>>>

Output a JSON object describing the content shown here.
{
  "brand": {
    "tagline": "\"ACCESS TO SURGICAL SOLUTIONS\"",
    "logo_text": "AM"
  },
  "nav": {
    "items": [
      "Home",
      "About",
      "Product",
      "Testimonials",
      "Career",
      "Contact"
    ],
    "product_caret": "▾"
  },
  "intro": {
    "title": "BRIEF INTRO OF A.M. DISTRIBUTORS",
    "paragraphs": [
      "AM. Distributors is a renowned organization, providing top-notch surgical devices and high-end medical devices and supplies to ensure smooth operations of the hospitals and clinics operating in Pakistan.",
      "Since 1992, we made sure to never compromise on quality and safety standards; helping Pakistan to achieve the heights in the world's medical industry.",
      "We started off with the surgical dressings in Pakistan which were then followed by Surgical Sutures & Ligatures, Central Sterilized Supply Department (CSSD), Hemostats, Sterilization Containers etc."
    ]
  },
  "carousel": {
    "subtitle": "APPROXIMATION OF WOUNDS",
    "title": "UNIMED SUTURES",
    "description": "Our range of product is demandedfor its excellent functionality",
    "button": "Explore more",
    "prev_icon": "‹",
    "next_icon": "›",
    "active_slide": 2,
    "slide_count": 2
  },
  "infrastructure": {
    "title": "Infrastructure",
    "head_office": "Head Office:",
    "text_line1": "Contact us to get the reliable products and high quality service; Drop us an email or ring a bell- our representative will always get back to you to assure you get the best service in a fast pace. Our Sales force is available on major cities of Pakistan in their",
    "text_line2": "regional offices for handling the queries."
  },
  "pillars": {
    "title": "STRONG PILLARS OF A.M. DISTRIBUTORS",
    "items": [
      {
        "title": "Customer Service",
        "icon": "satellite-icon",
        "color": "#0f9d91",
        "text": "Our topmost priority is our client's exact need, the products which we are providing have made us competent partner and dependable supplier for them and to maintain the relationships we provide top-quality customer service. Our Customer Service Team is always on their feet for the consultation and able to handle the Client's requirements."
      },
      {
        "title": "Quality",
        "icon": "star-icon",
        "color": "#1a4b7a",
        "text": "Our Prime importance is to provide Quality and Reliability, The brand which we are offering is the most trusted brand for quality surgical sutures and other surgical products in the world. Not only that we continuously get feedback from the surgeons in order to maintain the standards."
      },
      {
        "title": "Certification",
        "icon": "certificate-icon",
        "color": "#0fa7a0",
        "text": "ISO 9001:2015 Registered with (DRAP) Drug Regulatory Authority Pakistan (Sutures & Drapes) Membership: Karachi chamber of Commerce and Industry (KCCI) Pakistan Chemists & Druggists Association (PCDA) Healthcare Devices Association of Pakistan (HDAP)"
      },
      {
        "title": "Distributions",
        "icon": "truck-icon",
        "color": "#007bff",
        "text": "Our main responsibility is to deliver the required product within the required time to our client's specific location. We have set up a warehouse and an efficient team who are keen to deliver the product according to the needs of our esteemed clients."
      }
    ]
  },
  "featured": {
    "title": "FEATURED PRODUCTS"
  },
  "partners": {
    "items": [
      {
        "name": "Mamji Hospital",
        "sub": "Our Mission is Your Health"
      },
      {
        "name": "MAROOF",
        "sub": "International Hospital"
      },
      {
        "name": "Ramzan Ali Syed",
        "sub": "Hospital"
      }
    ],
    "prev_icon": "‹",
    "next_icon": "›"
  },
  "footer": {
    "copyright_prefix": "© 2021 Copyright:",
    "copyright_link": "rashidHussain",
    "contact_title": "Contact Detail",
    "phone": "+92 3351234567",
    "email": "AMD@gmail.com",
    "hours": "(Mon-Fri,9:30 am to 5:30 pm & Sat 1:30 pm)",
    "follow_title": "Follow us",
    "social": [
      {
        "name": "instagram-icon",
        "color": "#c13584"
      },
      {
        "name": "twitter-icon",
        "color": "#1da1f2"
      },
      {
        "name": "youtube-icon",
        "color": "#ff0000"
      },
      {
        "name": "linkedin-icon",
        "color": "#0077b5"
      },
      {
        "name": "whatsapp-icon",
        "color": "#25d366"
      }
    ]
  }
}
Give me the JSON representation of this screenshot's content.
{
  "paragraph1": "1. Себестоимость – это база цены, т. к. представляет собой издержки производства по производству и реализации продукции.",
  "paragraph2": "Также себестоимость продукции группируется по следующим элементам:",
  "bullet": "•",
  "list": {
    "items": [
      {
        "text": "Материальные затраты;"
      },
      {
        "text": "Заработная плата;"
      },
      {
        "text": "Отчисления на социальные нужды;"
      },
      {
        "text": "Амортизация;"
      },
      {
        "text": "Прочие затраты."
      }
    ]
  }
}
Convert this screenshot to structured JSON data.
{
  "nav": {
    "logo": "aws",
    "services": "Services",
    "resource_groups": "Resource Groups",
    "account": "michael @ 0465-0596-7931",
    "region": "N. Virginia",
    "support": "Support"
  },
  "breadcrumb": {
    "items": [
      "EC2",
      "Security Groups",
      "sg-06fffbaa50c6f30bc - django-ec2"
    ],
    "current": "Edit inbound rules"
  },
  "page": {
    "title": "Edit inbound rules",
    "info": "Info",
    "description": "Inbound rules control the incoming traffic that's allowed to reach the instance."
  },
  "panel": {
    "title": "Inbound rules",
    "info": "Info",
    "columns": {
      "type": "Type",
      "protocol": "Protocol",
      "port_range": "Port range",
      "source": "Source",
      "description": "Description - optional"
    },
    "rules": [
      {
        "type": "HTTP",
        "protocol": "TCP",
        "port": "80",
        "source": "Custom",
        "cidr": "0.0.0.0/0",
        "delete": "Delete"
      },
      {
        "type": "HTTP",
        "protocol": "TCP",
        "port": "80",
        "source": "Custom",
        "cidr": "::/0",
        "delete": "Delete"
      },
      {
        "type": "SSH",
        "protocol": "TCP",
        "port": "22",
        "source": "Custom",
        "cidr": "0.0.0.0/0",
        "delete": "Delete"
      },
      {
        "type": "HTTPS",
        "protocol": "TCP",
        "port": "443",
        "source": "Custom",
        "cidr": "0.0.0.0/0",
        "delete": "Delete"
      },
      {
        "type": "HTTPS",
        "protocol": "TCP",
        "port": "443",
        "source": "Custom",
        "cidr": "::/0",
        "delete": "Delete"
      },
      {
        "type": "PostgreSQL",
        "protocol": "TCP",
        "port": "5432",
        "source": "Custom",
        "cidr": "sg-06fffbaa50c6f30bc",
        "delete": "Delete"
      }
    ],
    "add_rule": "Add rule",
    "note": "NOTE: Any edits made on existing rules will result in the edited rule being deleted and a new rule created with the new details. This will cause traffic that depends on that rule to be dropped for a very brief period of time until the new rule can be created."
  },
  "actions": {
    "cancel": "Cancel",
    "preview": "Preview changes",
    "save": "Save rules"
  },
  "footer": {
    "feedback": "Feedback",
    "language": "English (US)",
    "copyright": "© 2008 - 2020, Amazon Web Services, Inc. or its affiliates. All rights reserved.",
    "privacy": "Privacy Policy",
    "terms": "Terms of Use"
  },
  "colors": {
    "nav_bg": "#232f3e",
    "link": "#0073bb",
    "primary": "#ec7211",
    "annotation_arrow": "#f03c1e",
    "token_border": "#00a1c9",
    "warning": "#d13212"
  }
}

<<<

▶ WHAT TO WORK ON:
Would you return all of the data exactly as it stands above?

▶ ANSWER TO THE EXERCISE:
Output a JSON object describing the content shown here.
{
  "brand": {
    "tagline": "\"ACCESS TO SURGICAL SOLUTIONS\"",
    "logo_text": "AM"
  },
  "nav": {
    "items": [
      "Home",
      "About",
      "Product",
      "Testimonials",
      "Career",
      "Contact"
    ],
    "product_caret": "▾"
  },
  "intro": {
    "title": "BRIEF INTRO OF A.M. DISTRIBUTORS",
    "paragraphs": [
      "AM. Distributors is a renowned organization, providing top-notch surgical devices and high-end medical devices and supplies to ensure smooth operations of the hospitals and clinics operating in Pakistan.",
      "Since 1992, we made sure to never compromise on quality and safety standards; helping Pakistan to achieve the heights in the world's medical industry.",
      "We started off with the surgical dressings in Pakistan which were then followed by Surgical Sutures & Ligatures, Central Sterilized Supply Department (CSSD), Hemostats, Sterilization Containers etc."
    ]
  },
  "carousel": {
    "subtitle": "APPROXIMATION OF WOUNDS",
    "title": "UNIMED SUTURES",
    "description": "Our range of product is demandedfor its excellent functionality",
    "button": "Explore more",
    "prev_icon": "‹",
    "next_icon": "›",
    "active_slide": 2,
    "slide_count": 2
  },
  "infrastructure": {
    "title": "Infrastructure",
    "head_office": "Head Office:",
    "text_line1": "Contact us to get the reliable products and high quality service; Drop us an email or ring a bell- our representative will always get back to you to assure you get the best service in a fast pace. Our Sales force is available on major cities of Pakistan in their",
    "text_line2": "regional offices for handling the queries."
  },
  "pillars": {
    "title": "STRONG PILLARS OF A.M. DISTRIBUTORS",
    "items": [
      {
        "title": "Customer Service",
        "icon": "satellite-icon",
        "color": "#0f9d91",
        "text": "Our topmost priority is our client's exact need, the products which we are providing have made us competent partner and dependable supplier for them and to maintain the relationships we provide top-quality customer service. Our Customer Service Team is always on their feet for the consultation and able to handle the Client's requirements."
      },
      {
        "title": "Quality",
        "icon": "star-icon",
        "color": "#1a4b7a",
        "text": "Our Prime importance is to provide Quality and Reliability, The brand which we are offering is the most trusted brand for quality surgical sutures and other surgical products in the world. Not only that we continuously get feedback from the surgeons in order to maintain the standards."
      },
      {
        "title": "Certification",
        "icon": "certificate-icon",
        "color": "#0fa7a0",
        "text": "ISO 9001:2015 Registered with (DRAP) Drug Regulatory Authority Pakistan (Sutures & Drapes) Membership: Karachi chamber of Commerce and Industry (KCCI) Pakistan Chemists & Druggists Association (PCDA) Healthcare Devices Association of Pakistan (HDAP)"
      },
      {
        "title": "Distributions",
        "icon": "truck-icon",
        "color": "#007bff",
        "text": "Our main responsibility is to deliver the required product within the required time to our client's specific location. We have set up a warehouse and an efficient team who are keen to deliver the product according to the needs of our esteemed clients."
      }
    ]
  },
  "featured": {
    "title": "FEATURED PRODUCTS"
  },
  "partners": {
    "items": [
      {
        "name": "Mamji Hospital",
        "sub": "Our Mission is Your Health"
      },
      {
        "name": "MAROOF",
        "sub": "International Hospital"
      },
      {
        "name": "Ramzan Ali Syed",
        "sub": "Hospital"
      }
    ],
    "prev_icon": "‹",
    "next_icon": "›"
  },
  "footer": {
    "copyright_prefix": "© 2021 Copyright:",
    "copyright_link": "rashidHussain",
    "contact_title": "Contact Detail",
    "phone": "+92 3351234567",
    "email": "AMD@gmail.com",
    "hours": "(Mon-Fri,9:30 am to 5:30 pm & Sat 1:30 pm)",
    "follow_title": "Follow us",
    "social": [
      {
        "name": "instagram-icon",
        "color": "#c13584"
      },
      {
        "name": "twitter-icon",
        "color": "#1da1f2"
      },
      {
        "name": "youtube-icon",
        "color": "#ff0000"
      },
      {
        "name": "linkedin-icon",
        "color": "#0077b5"
      },
      {
        "name": "whatsapp-icon",
        "color": "#25d366"
      }
    ]
  }
}
Give me the JSON representation of this screenshot's content.
{
  "paragraph1": "1. Себестоимость – это база цены, т. к. представляет собой издержки производства по производству и реализации продукции.",
  "paragraph2": "Также себестоимость продукции группируется по следующим элементам:",
  "bullet": "•",
  "list": {
    "items": [
      {
        "text": "Материальные затраты;"
      },
      {
        "text": "Заработная плата;"
      },
      {
        "text": "Отчисления на социальные нужды;"
      },
      {
        "text": "Амортизация;"
      },
      {
        "text": "Прочие затраты."
      }
    ]
  }
}
Convert this screenshot to structured JSON data.
{
  "nav": {
    "logo": "aws",
    "services": "Services",
    "resource_groups": "Resource Groups",
    "account": "michael @ 0465-0596-7931",
    "region": "N. Virginia",
    "support": "Support"
  },
  "breadcrumb": {
    "items": [
      "EC2",
      "Security Groups",
      "sg-06fffbaa50c6f30bc - django-ec2"
    ],
    "current": "Edit inbound rules"
  },
  "page": {
    "title": "Edit inbound rules",
    "info": "Info",
    "description": "Inbound rules control the incoming traffic that's allowed to reach the instance."
  },
  "panel": {
    "title": "Inbound rules",
    "info": "Info",
    "columns": {
      "type": "Type",
      "protocol": "Protocol",
      "port_range": "Port range",
      "source": "Source",
      "description": "Description - optional"
    },
    "rules": [
      {
        "type": "HTTP",
        "protocol": "TCP",
        "port": "80",
        "source": "Custom",
        "cidr": "0.0.0.0/0",
        "delete": "Delete"
      },
      {
        "type": "HTTP",
        "protocol": "TCP",
        "port": "80",
        "source": "Custom",
        "cidr": "::/0",
        "delete": "Delete"
      },
      {
        "type": "SSH",
        "protocol": "TCP",
        "port": "22",
        "source": "Custom",
        "cidr": "0.0.0.0/0",
        "delete": "Delete"
      },
      {
        "type": "HTTPS",
        "protocol": "TCP",
        "port": "443",
        "source": "Custom",
        "cidr": "0.0.0.0/0",
        "delete": "Delete"
      },
      {
        "type": "HTTPS",
        "protocol": "TCP",
        "port": "443",
        "source": "Custom",
        "cidr": "::/0",
        "delete": "Delete"
      },
      {
        "type": "PostgreSQL",
        "protocol": "TCP",
        "port": "5432",
        "source": "Custom",
        "cidr": "sg-06fffbaa50c6f30bc",
        "delete": "Delete"
      }
    ],
    "add_rule": "Add rule",
    "note": "NOTE: Any edits made on existing rules will result in the edited rule being deleted and a new rule created with the new details. This will cause traffic that depends on that rule to be dropped for a very brief period of time until the new rule can be created."
  },
  "actions": {
    "cancel": "Cancel",
    "preview": "Preview changes",
    "save": "Save rules"
  },
  "footer": {
    "feedback": "Feedback",
    "language": "English (US)",
    "copyright": "© 2008 - 2020, Amazon Web Services, Inc. or its affiliates. All rights reserved.",
    "privacy": "Privacy Policy",
    "terms": "Terms of Use"
  },
  "colors": {
    "nav_bg": "#232f3e",
    "link": "#0073bb",
    "primary": "#ec7211",
    "annotation_arrow": "#f03c1e",
    "token_border": "#00a1c9",
    "warning": "#d13212"
  }
}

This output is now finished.